Many people put off thinking about their estate plans longer than they should. There are many difficult decisions to make, and no one wants to consider their own mortality. However, even when you have taken the plunge and worked with an estate planning attorney to create the legal documents that will determine how your assets will be distributed after your death, your work may not be done. With every major life change, your will may need to be modified to account for new circumstances. With our continual estate administration services, you can be sure your estate plan will be up-to-date and relevant when the time comes.
Changes That Require Modification of Your Will or Trust
Many of our clients come to us to write an estate plan when they have retired and have a good idea of the assets they will have to pass along when they die or are incapacitated. But life does not stand still. A lot can happen between retirement and the end of your life, and many of these events will require a change to your will or trust.
Some of the major events that may require a modification to your estate plan include the following:
- Divorce. The primary beneficiary of your original estate plan is likely your spouse. If your marriage ends in divorce, your ex-spouse will automatically no longer inherit under North Carolina law. However, you would be wise to officially remove him or her from the will or trust and name a replacement beneficiary.
- Remarriage. If you marry after having established a will, your spouse will automatically receive an “elective share” of your estate upon your death even if you failed to add him or her to your will. However, a remarriage is a good reason to revisit your plan and make necessary changes.
- Purchase of property. If you have placed your property in a living trust, you should know that any new property purchased in your name will become part of your probate estate unless you modify your living trust to include the property.
- Death of a beneficiary. When a beneficiary named in your will passes away, you should take measures to remove him from your will and name a new beneficiary for those assets. Otherwise, assets will likely pass to the beneficiary’s heirs, which may not be your desire.
- Death of the executor. If the person you have selected to represent you in the execution of your will predeceases you, you will have to name a new executor and document that in your will.
- Change in wishes regarding children. As children grow up and move out, your wishes regarding what they should inherit may change. One child may need more support than another, or you may decide that an irresponsible or dysfunctional adult child should not inherit anything from your estate. These wishes must be documented in your will.
- Relocation to another state. Inheritance laws differ from state to state. While the probate process in North Carolina is fairly quick and easy, it can be a nightmare in other states. If you move to a state with a difficult probate process, you may want to establish a living trust in that state where it wasn’t necessary in North Carolina. Mr. Pender can help you find a law firm in that state to help you.
- Changes in the law. Regular consultations with Mr. Pender will keep you apprised of any changes in inheritance laws that could affect your estate plan.

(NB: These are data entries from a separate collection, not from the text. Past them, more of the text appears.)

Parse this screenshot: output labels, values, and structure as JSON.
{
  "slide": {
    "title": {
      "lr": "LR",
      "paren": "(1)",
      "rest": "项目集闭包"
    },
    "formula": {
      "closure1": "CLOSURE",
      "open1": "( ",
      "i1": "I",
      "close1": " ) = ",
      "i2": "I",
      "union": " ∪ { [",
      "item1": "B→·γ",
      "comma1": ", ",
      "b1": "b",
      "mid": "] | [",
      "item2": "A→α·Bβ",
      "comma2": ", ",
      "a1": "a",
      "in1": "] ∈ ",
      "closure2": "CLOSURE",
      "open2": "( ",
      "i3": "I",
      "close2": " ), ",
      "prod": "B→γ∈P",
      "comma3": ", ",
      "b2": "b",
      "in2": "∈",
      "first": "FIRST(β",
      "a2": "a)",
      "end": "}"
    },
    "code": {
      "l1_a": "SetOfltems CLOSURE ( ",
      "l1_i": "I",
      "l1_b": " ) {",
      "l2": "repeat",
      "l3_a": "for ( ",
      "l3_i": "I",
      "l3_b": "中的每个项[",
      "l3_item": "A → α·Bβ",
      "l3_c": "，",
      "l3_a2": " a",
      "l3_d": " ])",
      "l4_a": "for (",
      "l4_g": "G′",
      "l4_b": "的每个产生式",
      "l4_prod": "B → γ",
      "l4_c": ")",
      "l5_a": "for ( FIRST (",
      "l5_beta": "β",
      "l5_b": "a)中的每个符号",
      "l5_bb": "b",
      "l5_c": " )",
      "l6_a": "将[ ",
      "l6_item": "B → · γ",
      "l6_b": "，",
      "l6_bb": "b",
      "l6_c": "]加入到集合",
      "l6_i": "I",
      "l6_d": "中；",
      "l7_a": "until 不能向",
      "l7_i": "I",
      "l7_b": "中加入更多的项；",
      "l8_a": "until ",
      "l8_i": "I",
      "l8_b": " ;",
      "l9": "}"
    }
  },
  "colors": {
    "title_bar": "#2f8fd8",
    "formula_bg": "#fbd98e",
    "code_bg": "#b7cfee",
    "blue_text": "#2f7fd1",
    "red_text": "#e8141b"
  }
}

There are other life events that could cause you to change your mind about how you want your assets to be distributed. It is best to think of your estate plan as a dynamic document that must change as your situation changes. George Pender will be here for every one of those changes and will advise you on the steps you should take.
Administration of Your Estate Plan After Your Death
Just as he will help you with ongoing changes to your plan while you are alive, George will be there to enact your plan upon your death. Your named executor will meet with George to go over your plan, and George will guide him or her through the necessary steps for the implementation of your wishes. If the executor desires his further assistance, George will oversee the administration of the will or trust according to your wishes. This includes tasks such as gathering assets, appraising property, paying debts, and distributing property.
Call George Pender at Teague Campbell Today
If you have an estate plan in place that you created with Teague Campbell, now is a good time to call George and review your plan. A discussion of the changes you have experienced since writing the first plan may lead to a modification or codicil to your existing will, but you won’t know until you call. Take that next step and call us today!